The sooner the founder learns to share his problems, the sooner he will get used to the cold shock of being questioned by an outsider, and the sooner he will be ready to take the necessary step of creating and installing a legally constituted body charged with ensuring continuity and perpetuation of the business: a working board of outside directors.

The business owner's managers and his advisors -- his accountant, his banker, his attorney -- are technicians. He needs them for his tactical planning and for facing battles at hand. But directors are essentially strategists. Their subject is the total trust of the business and where it's going, the fundamental risk judgments are always best made by competent, experienced risk-takers, the kind of people who should be on the board of the successful family-owned business, not Mom, Uncle Charlie, Rasputin the attorney, and maybe a couple of the kids.

What the founder -- and the business -- needs is the tested knowledge and experience of someone who is in the position to be able to confirm or challenge the risk judgments of the owner. Paid advisors have knowledge, but rarely are they in the position to start challenging the owner's judgments openly. They work for him after all. Their livelihood depends on his funds, his good will, and his continued blessing. Besides, the nature of their expertise and experience doesn't usually include the trade-offs and decisions of risk-taking. They are analyzers, not doers.

This is no easy role. It's one thing to give an owner-manager advice on, say, cash flow management, and an entirely different thing to understand and help a man whose personal limits are often the limits he imposes on the company, and whose age increasingly becomes a factor in his decision making.

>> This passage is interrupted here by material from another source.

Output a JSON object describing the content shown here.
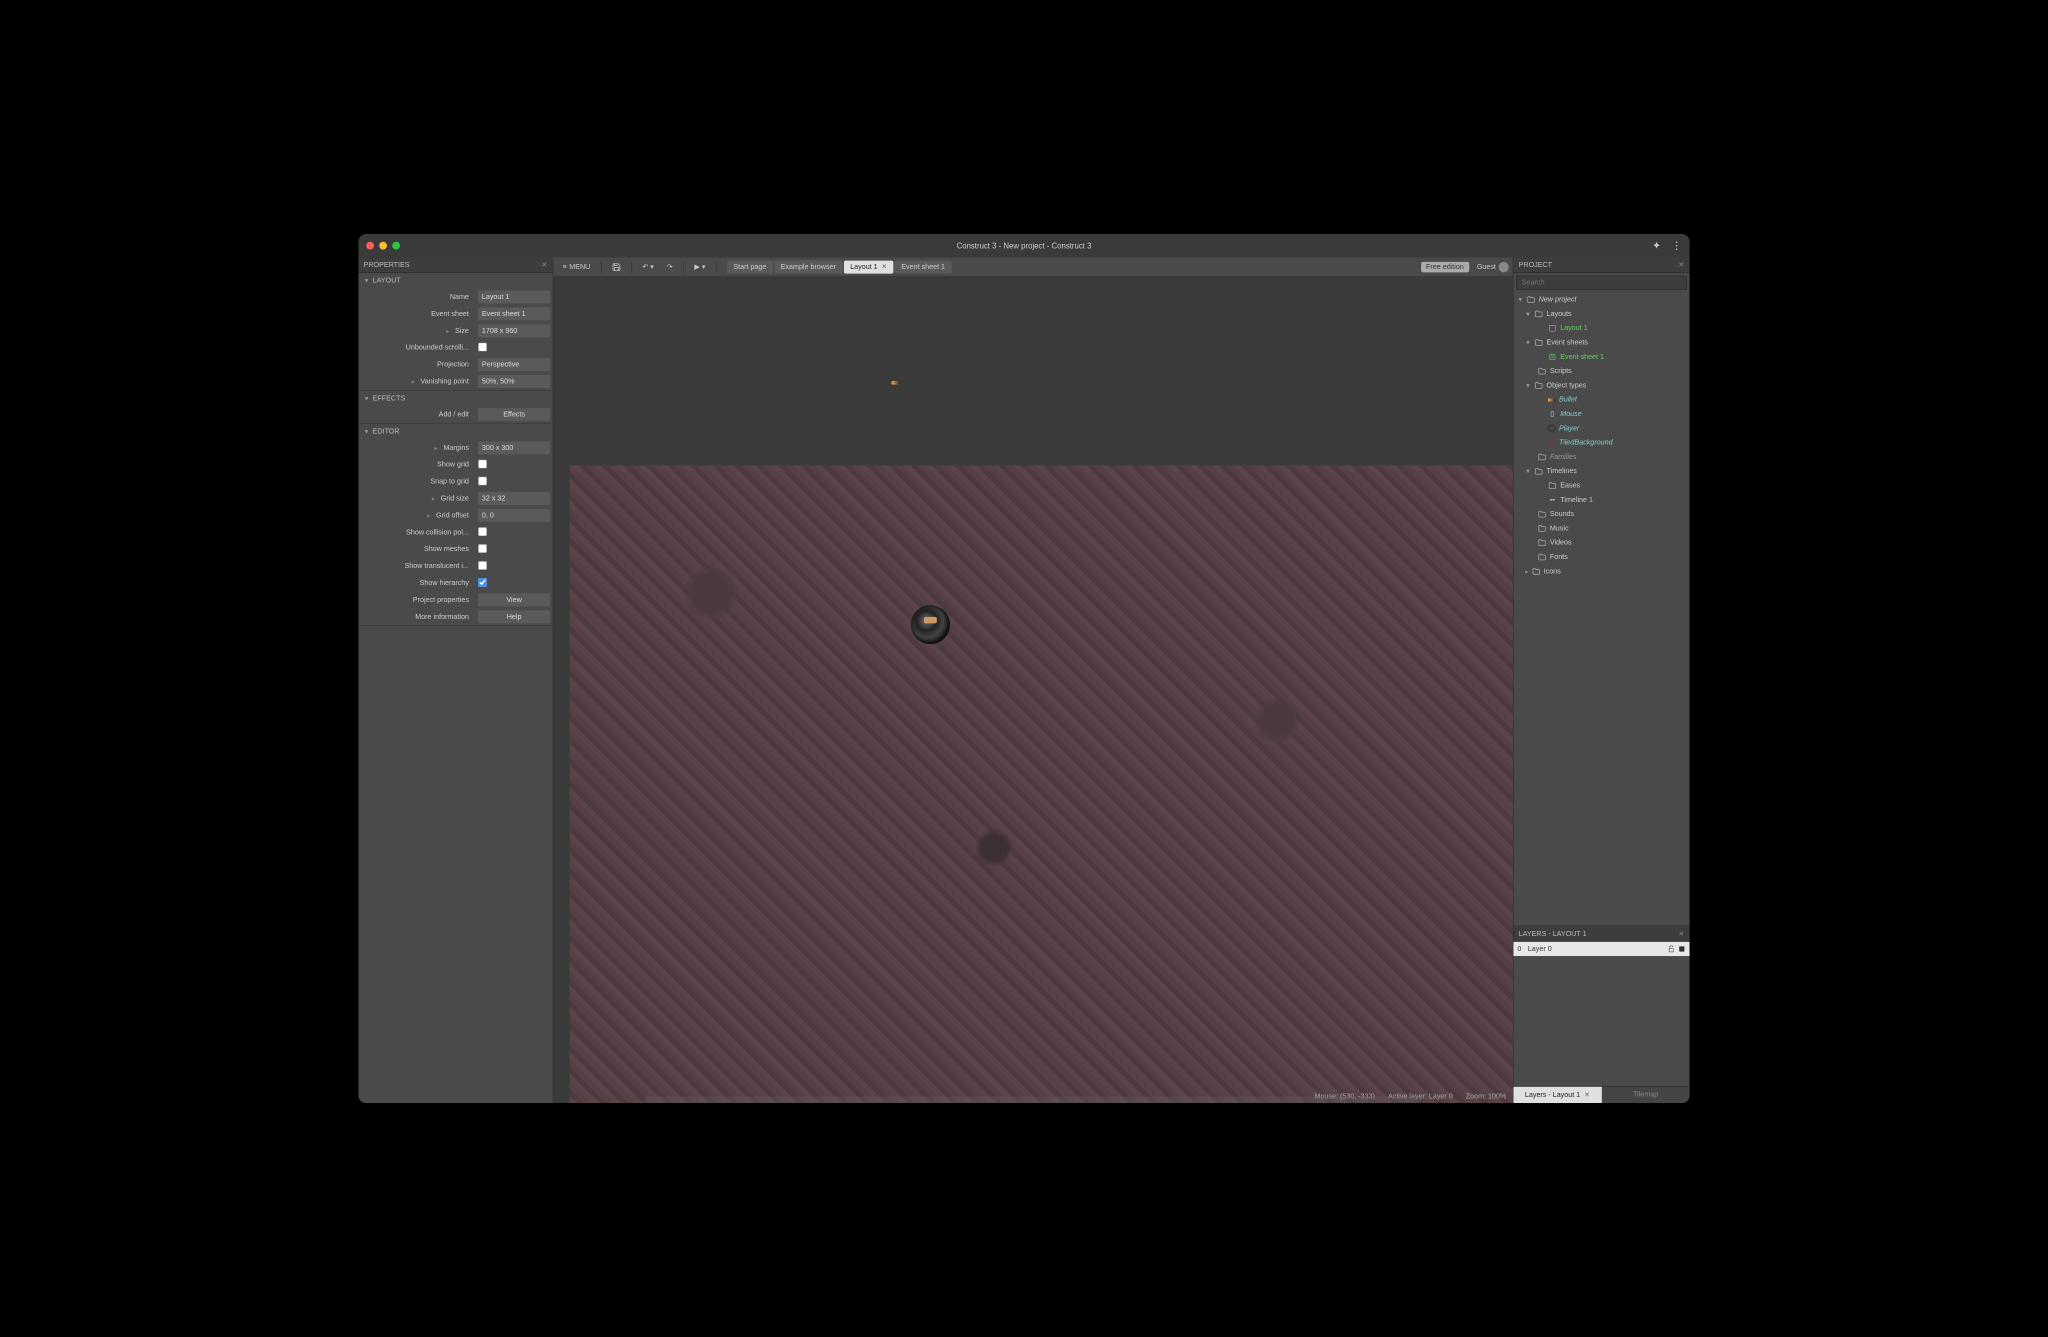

The risk-taking peer has been through all that. He understands. And he's not about to be intimidated by the owner-manager's flak. His help is absolutely necessary if the one-man show the founder has built is to be successfully perpetuated in the next generation. He can help answer the serious questions in a way acceptable to all involved: the multiple owners, managers and even people outside the company. Which of the available heirs should be successor? Is it fair to make such a choice? Is it equitable? Who will judge the qualities and abilities of the potential heir? Mother? Dad? The sequence of birth, accident of sex, pressure from a spouse? What if the heir doesn't want the job?

A board of risk-taking peers, assuming some longevity and continuity, can serve as a judging body, watching and evaluating the potential successor and succession plan. Even the choice of a competent successor presumes the transfer of ownership will occur over a reasonable time. But there's nobody less objective about the time remaining, in general, than the business owner himself. A working board of outside directors, because they can see through smoke screens, can force the owner-manager to give due consideration to that decision on his own. The successful perpetuation of a family-owned business requires the founder's acceptance of need for growth, his adaptation to the fact of change, and his preparation of his management team for the next generation. It requires, too, the judgment, understanding and objectivity of committed and compassionate overseers -- outside directors.

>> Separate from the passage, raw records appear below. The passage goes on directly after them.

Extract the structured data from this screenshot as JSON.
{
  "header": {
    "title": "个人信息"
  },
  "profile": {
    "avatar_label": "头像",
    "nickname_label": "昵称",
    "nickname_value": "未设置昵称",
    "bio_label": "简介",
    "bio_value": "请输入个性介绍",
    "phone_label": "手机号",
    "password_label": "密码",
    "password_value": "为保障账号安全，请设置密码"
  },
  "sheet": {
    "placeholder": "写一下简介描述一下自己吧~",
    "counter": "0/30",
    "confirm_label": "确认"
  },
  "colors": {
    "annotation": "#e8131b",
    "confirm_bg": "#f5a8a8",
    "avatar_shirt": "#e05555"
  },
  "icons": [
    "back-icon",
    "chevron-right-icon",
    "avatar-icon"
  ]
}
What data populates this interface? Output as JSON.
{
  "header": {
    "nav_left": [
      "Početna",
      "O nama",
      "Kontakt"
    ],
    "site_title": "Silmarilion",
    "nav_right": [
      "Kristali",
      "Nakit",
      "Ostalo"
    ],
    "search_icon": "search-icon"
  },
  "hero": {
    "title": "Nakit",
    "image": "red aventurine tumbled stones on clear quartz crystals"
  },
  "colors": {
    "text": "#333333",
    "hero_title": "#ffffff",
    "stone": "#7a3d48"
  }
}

The formula for recasting the one-man show isn't all that complex. It requires dedication, confidence, and a willingness to be open to the ideas of others. It also requires as early a start as possible.